These train driver's anecdotes range from steam engine brake downs, bridge collapses in floods, WWII troop trains, train running descriptions, characters on the footplate, the carry-on around locomotive depot environs and all else besides.
This is a story from the Footplate Padre's book titled "Steam Stories". This article was titled "Debators" from page 55.
There were two specific enginemen, a driver and a fireman, both stationed at Lake Grace Locomotive Depot in Western Australia during the days of steam. The stories about enginemen on the railway are never ending and they form part of the spice of life living and working within railway lore.
There was never ever any need to make anything up, as the characters on the railways were so diverse and unimaginable that the more raucous the story the more likely it was to be true. The things people and personalities they got up to, simply couldn't be made up
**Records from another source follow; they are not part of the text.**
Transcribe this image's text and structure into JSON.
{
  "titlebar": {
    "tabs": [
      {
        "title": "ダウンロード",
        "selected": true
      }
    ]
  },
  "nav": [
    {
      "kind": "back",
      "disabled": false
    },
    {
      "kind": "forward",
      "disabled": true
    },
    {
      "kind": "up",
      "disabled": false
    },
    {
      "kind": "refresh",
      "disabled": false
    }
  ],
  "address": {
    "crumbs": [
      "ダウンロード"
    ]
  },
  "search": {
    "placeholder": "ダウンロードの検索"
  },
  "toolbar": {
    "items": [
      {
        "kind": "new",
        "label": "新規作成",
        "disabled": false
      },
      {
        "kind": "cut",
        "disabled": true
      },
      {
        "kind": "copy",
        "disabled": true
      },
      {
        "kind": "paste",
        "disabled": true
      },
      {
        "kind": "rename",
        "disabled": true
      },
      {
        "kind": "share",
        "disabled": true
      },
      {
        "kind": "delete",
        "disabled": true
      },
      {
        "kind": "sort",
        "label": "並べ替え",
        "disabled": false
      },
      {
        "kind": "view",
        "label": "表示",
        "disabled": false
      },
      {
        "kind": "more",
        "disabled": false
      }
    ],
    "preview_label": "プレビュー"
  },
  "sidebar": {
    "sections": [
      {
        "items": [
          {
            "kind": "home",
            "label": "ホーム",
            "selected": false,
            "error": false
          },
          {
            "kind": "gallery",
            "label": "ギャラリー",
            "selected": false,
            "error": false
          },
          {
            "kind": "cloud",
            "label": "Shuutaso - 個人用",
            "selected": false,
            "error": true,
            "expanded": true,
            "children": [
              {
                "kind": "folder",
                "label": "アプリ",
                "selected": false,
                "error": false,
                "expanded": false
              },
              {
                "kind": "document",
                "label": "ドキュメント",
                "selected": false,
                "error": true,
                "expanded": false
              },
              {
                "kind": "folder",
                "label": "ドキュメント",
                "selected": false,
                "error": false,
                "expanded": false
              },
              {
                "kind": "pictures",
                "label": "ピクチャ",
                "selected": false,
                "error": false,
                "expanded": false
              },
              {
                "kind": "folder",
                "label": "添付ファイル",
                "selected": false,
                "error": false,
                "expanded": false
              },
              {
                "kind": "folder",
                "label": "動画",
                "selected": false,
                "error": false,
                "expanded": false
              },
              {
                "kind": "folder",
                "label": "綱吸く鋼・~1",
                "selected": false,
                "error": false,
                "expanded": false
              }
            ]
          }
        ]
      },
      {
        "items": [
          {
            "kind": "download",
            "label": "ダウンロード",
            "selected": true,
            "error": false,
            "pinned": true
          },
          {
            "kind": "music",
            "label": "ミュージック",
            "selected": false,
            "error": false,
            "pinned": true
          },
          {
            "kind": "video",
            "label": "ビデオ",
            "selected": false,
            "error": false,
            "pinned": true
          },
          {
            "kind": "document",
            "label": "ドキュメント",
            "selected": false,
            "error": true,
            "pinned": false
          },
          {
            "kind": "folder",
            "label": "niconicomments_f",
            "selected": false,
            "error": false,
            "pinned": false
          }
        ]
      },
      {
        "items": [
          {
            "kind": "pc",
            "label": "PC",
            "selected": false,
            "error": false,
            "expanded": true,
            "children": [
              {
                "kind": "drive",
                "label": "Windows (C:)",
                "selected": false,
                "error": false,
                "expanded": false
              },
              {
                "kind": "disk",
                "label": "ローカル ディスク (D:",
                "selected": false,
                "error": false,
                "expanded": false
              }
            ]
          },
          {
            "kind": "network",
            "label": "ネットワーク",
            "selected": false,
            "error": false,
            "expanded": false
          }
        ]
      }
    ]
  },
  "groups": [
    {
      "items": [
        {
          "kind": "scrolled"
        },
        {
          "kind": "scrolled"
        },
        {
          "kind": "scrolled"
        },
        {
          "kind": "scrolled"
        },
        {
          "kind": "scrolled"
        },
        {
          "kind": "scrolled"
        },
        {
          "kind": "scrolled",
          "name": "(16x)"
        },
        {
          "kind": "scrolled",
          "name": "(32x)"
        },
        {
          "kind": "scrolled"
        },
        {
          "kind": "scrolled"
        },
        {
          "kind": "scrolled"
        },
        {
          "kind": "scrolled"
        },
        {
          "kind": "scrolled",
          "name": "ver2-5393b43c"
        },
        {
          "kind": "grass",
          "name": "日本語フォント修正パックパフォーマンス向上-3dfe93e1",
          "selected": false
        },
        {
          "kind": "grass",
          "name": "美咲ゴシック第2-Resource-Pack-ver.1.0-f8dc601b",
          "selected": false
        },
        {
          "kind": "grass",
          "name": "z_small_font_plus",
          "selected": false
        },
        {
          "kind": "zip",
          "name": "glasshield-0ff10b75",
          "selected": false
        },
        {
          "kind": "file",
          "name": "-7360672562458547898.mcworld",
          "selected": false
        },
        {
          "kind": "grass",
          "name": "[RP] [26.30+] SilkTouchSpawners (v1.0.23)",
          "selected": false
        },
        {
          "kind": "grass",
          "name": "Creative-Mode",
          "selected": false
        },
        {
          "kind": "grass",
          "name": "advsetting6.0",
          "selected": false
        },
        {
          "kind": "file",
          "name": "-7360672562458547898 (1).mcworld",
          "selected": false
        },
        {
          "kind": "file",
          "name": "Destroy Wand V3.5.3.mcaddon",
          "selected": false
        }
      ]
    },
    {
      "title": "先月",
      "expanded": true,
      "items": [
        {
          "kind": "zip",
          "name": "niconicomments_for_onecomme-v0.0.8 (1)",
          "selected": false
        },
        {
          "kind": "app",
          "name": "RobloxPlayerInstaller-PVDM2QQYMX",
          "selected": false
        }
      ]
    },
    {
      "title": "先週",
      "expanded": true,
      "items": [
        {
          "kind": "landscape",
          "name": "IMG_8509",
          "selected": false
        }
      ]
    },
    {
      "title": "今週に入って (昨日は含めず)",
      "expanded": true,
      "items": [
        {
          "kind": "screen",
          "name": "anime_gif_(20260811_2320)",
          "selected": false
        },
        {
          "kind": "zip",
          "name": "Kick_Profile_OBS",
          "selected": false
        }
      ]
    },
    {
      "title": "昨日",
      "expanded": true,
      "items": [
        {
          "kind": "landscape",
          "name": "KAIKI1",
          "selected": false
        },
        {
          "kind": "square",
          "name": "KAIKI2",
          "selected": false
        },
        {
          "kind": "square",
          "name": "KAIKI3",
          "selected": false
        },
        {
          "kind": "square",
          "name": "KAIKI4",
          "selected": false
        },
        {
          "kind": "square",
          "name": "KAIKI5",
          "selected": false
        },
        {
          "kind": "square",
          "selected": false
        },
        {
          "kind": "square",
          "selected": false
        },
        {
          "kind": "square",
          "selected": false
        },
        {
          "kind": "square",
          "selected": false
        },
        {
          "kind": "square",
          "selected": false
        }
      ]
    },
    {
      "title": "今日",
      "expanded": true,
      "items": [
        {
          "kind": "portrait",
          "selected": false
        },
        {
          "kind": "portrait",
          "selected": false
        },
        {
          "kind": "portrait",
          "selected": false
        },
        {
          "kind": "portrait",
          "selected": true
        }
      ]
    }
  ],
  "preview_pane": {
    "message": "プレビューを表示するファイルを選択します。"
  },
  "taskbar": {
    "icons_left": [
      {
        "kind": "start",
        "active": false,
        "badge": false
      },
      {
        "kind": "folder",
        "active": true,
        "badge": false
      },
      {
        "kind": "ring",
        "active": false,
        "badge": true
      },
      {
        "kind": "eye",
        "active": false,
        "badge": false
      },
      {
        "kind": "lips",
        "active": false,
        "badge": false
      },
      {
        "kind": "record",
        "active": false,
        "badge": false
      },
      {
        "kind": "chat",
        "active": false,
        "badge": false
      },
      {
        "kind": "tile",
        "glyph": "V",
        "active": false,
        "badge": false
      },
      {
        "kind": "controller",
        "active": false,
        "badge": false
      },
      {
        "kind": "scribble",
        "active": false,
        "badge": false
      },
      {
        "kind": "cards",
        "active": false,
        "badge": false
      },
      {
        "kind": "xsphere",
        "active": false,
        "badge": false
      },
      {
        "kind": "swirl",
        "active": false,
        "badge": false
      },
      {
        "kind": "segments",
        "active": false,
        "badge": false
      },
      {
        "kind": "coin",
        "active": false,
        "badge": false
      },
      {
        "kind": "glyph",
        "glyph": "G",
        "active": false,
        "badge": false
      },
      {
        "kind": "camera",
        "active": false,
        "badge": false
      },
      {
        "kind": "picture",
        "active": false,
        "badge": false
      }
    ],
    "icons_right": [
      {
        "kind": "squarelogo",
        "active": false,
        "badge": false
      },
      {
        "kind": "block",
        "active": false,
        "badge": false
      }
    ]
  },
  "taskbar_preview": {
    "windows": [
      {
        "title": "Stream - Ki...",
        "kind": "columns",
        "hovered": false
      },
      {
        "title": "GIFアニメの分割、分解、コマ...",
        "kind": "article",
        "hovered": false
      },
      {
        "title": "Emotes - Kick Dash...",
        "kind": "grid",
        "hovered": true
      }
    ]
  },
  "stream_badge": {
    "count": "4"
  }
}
In this story with these two locomotive enginemen, who one might realise spent hours and hours together on the Footplate, and therefore got to know each other very well, were famous around the railway environs for their debating.
It didn't matter where they were, or what subject, or even the circumstances – they would debate the subject with much fervour and opinionated knowledge.
And could they talk!
Never in the history of the Western Australian Government Railways were there two such talkers – their lips were never still. Their tongues were doing a 2,000 revolutions a minute, indeed on a slow day.
The crew (these two locomotive enginemen) were doing relieving work at Lake Grace on one occasion – this meant better money than working at their home depot.
One driver asked who was to relieve him at the end of the day on his shift and was told it would be "Biro" and "Refill" - the nicknames given to these particular enginemen. They were given these nicknames as the driver, Biro, spoke 1000 words a minute; while his fireman, Refill, spoke 950.
These men were known throughout the district as Biro and Refill and whether they knew these names were given to them or not was never ascertained. It didn't matter where you went in that area of Western Australia, mention Biro and Refill and Railway personnel knew exactly of whom you were speaking.
Nicknames stick and so too in the New Testament where in the Book of Acts those who followed Jesus in the city of Antioch were nicknamed "Christians" - those who followed Jesus Christ. The nicknamed stuck, indeed all the way down to us today!
Dr Mark Tronson is a Baptist minister (retired) who served as the Australian cricket team chaplain for 17 years (2000 ret) and established Life After Cricket in 2001. He was recognised by the Olympic Ministry Medal in 2009 presented by Carl Lewis Olympian of the Century. He has written 24 books, and enjoys writing. He is married to Delma, with four adult children and grand-children.
Mark Tronson's archive of articles can be viewed at